▼
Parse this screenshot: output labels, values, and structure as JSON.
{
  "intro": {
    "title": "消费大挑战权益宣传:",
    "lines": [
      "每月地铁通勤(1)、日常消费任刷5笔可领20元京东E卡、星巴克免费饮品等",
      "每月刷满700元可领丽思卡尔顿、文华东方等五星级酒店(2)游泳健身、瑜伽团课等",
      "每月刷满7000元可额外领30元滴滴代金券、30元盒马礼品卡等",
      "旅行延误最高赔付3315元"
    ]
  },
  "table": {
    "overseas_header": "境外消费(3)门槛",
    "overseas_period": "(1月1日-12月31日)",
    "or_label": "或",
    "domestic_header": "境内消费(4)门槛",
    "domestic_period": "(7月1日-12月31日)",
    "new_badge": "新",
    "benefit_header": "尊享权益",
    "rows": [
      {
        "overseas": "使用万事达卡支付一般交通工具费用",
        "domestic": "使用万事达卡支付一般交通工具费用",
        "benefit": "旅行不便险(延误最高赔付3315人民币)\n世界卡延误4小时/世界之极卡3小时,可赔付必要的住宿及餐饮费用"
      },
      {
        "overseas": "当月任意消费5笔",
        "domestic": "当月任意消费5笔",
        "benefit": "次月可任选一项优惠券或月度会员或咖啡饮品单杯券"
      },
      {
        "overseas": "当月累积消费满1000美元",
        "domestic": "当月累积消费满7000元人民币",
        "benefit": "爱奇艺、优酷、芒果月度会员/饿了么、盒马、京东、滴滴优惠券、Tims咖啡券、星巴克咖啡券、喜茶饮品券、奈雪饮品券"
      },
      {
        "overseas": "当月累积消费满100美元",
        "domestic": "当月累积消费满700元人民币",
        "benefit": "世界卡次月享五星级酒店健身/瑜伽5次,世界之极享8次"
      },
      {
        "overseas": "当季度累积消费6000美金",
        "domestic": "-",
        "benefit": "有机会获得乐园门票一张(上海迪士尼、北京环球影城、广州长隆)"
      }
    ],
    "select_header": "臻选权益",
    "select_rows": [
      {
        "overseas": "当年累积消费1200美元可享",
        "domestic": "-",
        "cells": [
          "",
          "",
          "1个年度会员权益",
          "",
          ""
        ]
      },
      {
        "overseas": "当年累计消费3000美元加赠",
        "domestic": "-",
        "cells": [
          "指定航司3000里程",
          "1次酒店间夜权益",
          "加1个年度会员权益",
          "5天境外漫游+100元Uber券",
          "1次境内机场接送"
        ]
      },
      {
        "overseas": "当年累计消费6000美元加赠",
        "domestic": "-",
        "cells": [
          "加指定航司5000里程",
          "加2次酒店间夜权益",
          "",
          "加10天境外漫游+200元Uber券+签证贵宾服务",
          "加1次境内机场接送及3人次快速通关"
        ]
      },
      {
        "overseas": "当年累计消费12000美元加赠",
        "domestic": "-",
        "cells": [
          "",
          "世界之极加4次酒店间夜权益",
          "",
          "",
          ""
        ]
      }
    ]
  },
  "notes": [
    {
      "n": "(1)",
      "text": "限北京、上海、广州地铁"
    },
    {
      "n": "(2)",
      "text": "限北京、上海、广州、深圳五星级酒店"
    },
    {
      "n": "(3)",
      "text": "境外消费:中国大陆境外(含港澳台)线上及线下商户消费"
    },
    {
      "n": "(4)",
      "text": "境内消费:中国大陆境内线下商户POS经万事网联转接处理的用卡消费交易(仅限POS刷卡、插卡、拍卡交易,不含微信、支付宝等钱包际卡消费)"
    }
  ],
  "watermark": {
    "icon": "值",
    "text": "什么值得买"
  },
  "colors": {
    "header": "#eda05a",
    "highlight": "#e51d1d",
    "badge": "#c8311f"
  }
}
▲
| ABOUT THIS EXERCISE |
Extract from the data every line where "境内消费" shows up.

| ANSWER FOR THIS EXERCISE |
    "domestic_header": "境内消费(4)门槛",
      "text": "境内消费:中国大陆境内线下商户POS经万事网联转接处理的用卡消费交易(仅限POS刷卡、插卡、拍卡交易,不含微信、支付宝等钱包际卡消费)"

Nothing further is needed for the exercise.